Line by line, copy the records below exactly.

§ **Records from a data collection**
_ _ _ _ _ _ _
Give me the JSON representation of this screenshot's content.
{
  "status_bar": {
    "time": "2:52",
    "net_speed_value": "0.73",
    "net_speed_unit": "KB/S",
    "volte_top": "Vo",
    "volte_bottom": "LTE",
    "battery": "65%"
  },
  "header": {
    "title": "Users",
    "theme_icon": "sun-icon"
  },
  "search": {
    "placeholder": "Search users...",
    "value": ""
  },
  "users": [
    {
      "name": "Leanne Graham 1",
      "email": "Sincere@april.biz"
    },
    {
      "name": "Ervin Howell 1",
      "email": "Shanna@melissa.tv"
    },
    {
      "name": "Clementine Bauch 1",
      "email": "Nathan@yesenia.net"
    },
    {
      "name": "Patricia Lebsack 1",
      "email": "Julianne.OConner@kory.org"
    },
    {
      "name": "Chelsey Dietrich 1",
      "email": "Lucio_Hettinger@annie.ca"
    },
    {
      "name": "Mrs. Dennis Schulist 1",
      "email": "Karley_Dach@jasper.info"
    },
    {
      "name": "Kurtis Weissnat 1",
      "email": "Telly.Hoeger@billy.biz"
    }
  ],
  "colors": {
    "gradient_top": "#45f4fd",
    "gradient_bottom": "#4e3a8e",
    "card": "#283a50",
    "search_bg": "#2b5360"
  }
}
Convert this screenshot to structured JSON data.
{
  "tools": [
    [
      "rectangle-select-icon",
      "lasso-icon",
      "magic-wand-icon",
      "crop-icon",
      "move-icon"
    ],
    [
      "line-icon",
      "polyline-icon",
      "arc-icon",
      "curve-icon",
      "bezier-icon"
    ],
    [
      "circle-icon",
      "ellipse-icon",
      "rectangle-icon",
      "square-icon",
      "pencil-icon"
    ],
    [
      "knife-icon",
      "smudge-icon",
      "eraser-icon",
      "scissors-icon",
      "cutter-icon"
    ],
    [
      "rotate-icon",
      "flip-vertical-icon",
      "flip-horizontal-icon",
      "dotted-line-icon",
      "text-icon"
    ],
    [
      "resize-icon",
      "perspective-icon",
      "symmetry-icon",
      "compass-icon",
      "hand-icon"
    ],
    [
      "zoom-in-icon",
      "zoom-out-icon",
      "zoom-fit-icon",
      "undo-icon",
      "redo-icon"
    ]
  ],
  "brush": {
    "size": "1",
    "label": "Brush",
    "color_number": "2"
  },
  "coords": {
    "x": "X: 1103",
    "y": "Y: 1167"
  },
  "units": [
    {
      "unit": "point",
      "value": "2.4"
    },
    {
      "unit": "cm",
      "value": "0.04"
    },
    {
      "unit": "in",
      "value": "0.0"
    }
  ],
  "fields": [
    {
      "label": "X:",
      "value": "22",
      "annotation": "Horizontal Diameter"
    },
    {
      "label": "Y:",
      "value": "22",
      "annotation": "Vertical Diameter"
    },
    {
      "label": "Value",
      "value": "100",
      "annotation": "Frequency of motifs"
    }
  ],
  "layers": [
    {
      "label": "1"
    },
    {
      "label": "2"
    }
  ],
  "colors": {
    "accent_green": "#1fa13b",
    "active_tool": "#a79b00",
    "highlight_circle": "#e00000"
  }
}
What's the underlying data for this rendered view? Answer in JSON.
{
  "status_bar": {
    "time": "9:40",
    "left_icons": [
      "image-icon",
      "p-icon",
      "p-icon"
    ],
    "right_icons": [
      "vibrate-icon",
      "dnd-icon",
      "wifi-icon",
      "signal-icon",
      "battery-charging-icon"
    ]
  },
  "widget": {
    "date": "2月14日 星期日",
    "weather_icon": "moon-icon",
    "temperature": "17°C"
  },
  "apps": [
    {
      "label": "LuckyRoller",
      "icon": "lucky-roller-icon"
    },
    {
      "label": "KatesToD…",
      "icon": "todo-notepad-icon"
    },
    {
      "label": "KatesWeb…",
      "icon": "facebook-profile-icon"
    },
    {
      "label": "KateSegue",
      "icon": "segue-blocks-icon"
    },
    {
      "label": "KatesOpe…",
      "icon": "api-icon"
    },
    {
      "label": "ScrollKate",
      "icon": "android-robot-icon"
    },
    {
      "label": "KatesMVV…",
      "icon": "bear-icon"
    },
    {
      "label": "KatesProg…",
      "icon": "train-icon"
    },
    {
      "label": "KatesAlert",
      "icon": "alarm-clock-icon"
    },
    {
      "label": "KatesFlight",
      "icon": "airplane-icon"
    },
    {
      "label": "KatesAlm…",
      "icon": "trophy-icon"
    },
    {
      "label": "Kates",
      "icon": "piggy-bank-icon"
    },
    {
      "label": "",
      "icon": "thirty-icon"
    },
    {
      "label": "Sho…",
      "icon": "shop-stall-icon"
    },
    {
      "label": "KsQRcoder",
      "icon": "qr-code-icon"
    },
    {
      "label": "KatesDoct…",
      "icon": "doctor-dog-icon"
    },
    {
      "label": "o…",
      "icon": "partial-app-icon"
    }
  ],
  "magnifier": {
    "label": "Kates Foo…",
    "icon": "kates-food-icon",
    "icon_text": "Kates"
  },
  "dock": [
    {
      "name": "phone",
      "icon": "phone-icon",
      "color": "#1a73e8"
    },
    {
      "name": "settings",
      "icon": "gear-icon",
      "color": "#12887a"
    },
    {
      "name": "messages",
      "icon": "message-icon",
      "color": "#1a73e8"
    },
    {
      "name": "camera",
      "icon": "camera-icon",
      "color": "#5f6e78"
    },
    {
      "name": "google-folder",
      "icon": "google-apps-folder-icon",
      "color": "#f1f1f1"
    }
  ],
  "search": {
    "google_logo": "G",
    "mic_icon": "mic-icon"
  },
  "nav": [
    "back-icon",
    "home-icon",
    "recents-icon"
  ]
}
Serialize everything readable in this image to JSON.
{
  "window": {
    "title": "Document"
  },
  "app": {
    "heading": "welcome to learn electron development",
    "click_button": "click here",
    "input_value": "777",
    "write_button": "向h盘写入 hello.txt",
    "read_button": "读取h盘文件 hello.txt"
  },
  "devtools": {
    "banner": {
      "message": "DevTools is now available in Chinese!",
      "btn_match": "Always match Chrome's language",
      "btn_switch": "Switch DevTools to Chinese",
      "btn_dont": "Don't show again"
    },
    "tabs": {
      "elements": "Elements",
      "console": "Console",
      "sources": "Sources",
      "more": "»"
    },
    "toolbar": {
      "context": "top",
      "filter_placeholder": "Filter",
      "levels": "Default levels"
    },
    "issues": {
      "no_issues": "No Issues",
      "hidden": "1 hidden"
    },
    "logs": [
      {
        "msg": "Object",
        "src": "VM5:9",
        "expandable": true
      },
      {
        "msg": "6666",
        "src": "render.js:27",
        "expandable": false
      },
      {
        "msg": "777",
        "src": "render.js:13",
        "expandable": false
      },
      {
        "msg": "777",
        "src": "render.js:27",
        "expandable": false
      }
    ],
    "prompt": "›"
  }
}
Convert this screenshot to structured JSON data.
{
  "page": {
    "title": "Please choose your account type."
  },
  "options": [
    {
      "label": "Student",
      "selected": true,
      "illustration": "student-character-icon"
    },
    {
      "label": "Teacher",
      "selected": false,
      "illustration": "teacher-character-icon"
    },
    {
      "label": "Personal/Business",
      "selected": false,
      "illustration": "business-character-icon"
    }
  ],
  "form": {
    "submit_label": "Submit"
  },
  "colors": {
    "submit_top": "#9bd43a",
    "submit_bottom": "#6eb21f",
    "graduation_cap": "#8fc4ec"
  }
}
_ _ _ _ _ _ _
§ **Solution to the exercise**
Give me the JSON representation of this screenshot's content.
{
  "status_bar": {
    "time": "2:52",
    "net_speed_value": "0.73",
    "net_speed_unit": "KB/S",
    "volte_top": "Vo",
    "volte_bottom": "LTE",
    "battery": "65%"
  },
  "header": {
    "title": "Users",
    "theme_icon": "sun-icon"
  },
  "search": {
    "placeholder": "Search users...",
    "value": ""
  },
  "users": [
    {
      "name": "Leanne Graham 1",
      "email": "Sincere@april.biz"
    },
    {
      "name": "Ervin Howell 1",
      "email": "Shanna@melissa.tv"
    },
    {
      "name": "Clementine Bauch 1",
      "email": "Nathan@yesenia.net"
    },
    {
      "name": "Patricia Lebsack 1",
      "email": "Julianne.OConner@kory.org"
    },
    {
      "name": "Chelsey Dietrich 1",
      "email": "Lucio_Hettinger@annie.ca"
    },
    {
      "name": "Mrs. Dennis Schulist 1",
      "email": "Karley_Dach@jasper.info"
    },
    {
      "name": "Kurtis Weissnat 1",
      "email": "Telly.Hoeger@billy.biz"
    }
  ],
  "colors": {
    "gradient_top": "#45f4fd",
    "gradient_bottom": "#4e3a8e",
    "card": "#283a50",
    "search_bg": "#2b5360"
  }
}
Convert this screenshot to structured JSON data.
{
  "tools": [
    [
      "rectangle-select-icon",
      "lasso-icon",
      "magic-wand-icon",
      "crop-icon",
      "move-icon"
    ],
    [
      "line-icon",
      "polyline-icon",
      "arc-icon",
      "curve-icon",
      "bezier-icon"
    ],
    [
      "circle-icon",
      "ellipse-icon",
      "rectangle-icon",
      "square-icon",
      "pencil-icon"
    ],
    [
      "knife-icon",
      "smudge-icon",
      "eraser-icon",
      "scissors-icon",
      "cutter-icon"
    ],
    [
      "rotate-icon",
      "flip-vertical-icon",
      "flip-horizontal-icon",
      "dotted-line-icon",
      "text-icon"
    ],
    [
      "resize-icon",
      "perspective-icon",
      "symmetry-icon",
      "compass-icon",
      "hand-icon"
    ],
    [
      "zoom-in-icon",
      "zoom-out-icon",
      "zoom-fit-icon",
      "undo-icon",
      "redo-icon"
    ]
  ],
  "brush": {
    "size": "1",
    "label": "Brush",
    "color_number": "2"
  },
  "coords": {
    "x": "X: 1103",
    "y": "Y: 1167"
  },
  "units": [
    {
      "unit": "point",
      "value": "2.4"
    },
    {
      "unit": "cm",
      "value": "0.04"
    },
    {
      "unit": "in",
      "value": "0.0"
    }
  ],
  "fields": [
    {
      "label": "X:",
      "value": "22",
      "annotation": "Horizontal Diameter"
    },
    {
      "label": "Y:",
      "value": "22",
      "annotation": "Vertical Diameter"
    },
    {
      "label": "Value",
      "value": "100",
      "annotation": "Frequency of motifs"
    }
  ],
  "layers": [
    {
      "label": "1"
    },
    {
      "label": "2"
    }
  ],
  "colors": {
    "accent_green": "#1fa13b",
    "active_tool": "#a79b00",
    "highlight_circle": "#e00000"
  }
}
What's the underlying data for this rendered view? Answer in JSON.
{
  "status_bar": {
    "time": "9:40",
    "left_icons": [
      "image-icon",
      "p-icon",
      "p-icon"
    ],
    "right_icons": [
      "vibrate-icon",
      "dnd-icon",
      "wifi-icon",
      "signal-icon",
      "battery-charging-icon"
    ]
  },
  "widget": {
    "date": "2月14日 星期日",
    "weather_icon": "moon-icon",
    "temperature": "17°C"
  },
  "apps": [
    {
      "label": "LuckyRoller",
      "icon": "lucky-roller-icon"
    },
    {
      "label": "KatesToD…",
      "icon": "todo-notepad-icon"
    },
    {
      "label": "KatesWeb…",
      "icon": "facebook-profile-icon"
    },
    {
      "label": "KateSegue",
      "icon": "segue-blocks-icon"
    },
    {
      "label": "KatesOpe…",
      "icon": "api-icon"
    },
    {
      "label": "ScrollKate",
      "icon": "android-robot-icon"
    },
    {
      "label": "KatesMVV…",
      "icon": "bear-icon"
    },
    {
      "label": "KatesProg…",
      "icon": "train-icon"
    },
    {
      "label": "KatesAlert",
      "icon": "alarm-clock-icon"
    },
    {
      "label": "KatesFlight",
      "icon": "airplane-icon"
    },
    {
      "label": "KatesAlm…",
      "icon": "trophy-icon"
    },
    {
      "label": "Kates",
      "icon": "piggy-bank-icon"
    },
    {
      "label": "",
      "icon": "thirty-icon"
    },
    {
      "label": "Sho…",
      "icon": "shop-stall-icon"
    },
    {
      "label": "KsQRcoder",
      "icon": "qr-code-icon"
    },
    {
      "label": "KatesDoct…",
      "icon": "doctor-dog-icon"
    },
    {
      "label": "o…",
      "icon": "partial-app-icon"
    }
  ],
  "magnifier": {
    "label": "Kates Foo…",
    "icon": "kates-food-icon",
    "icon_text": "Kates"
  },
  "dock": [
    {
      "name": "phone",
      "icon": "phone-icon",
      "color": "#1a73e8"
    },
    {
      "name": "settings",
      "icon": "gear-icon",
      "color": "#12887a"
    },
    {
      "name": "messages",
      "icon": "message-icon",
      "color": "#1a73e8"
    },
    {
      "name": "camera",
      "icon": "camera-icon",
      "color": "#5f6e78"
    },
    {
      "name": "google-folder",
      "icon": "google-apps-folder-icon",
      "color": "#f1f1f1"
    }
  ],
  "search": {
    "google_logo": "G",
    "mic_icon": "mic-icon"
  },
  "nav": [
    "back-icon",
    "home-icon",
    "recents-icon"
  ]
}
Serialize everything readable in this image to JSON.
{
  "window": {
    "title": "Document"
  },
  "app": {
    "heading": "welcome to learn electron development",
    "click_button": "click here",
    "input_value": "777",
    "write_button": "向h盘写入 hello.txt",
    "read_button": "读取h盘文件 hello.txt"
  },
  "devtools": {
    "banner": {
      "message": "DevTools is now available in Chinese!",
      "btn_match": "Always match Chrome's language",
      "btn_switch": "Switch DevTools to Chinese",
      "btn_dont": "Don't show again"
    },
    "tabs": {
      "elements": "Elements",
      "console": "Console",
      "sources": "Sources",
      "more": "»"
    },
    "toolbar": {
      "context": "top",
      "filter_placeholder": "Filter",
      "levels": "Default levels"
    },
    "issues": {
      "no_issues": "No Issues",
      "hidden": "1 hidden"
    },
    "logs": [
      {
        "msg": "Object",
        "src": "VM5:9",
        "expandable": true
      },
      {
        "msg": "6666",
        "src": "render.js:27",
        "expandable": false
      },
      {
        "msg": "777",
        "src": "render.js:13",
        "expandable": false
      },
      {
        "msg": "777",
        "src": "render.js:27",
        "expandable": false
      }
    ],
    "prompt": "›"
  }
}
Convert this screenshot to structured JSON data.
{
  "page": {
    "title": "Please choose your account type."
  },
  "options": [
    {
      "label": "Student",
      "selected": true,
      "illustration": "student-character-icon"
    },
    {
      "label": "Teacher",
      "selected": false,
      "illustration": "teacher-character-icon"
    },
    {
      "label": "Personal/Business",
      "selected": false,
      "illustration": "business-character-icon"
    }
  ],
  "form": {
    "submit_label": "Submit"
  },
  "colors": {
    "submit_top": "#9bd43a",
    "submit_bottom": "#6eb21f",
    "graduation_cap": "#8fc4ec"
  }
}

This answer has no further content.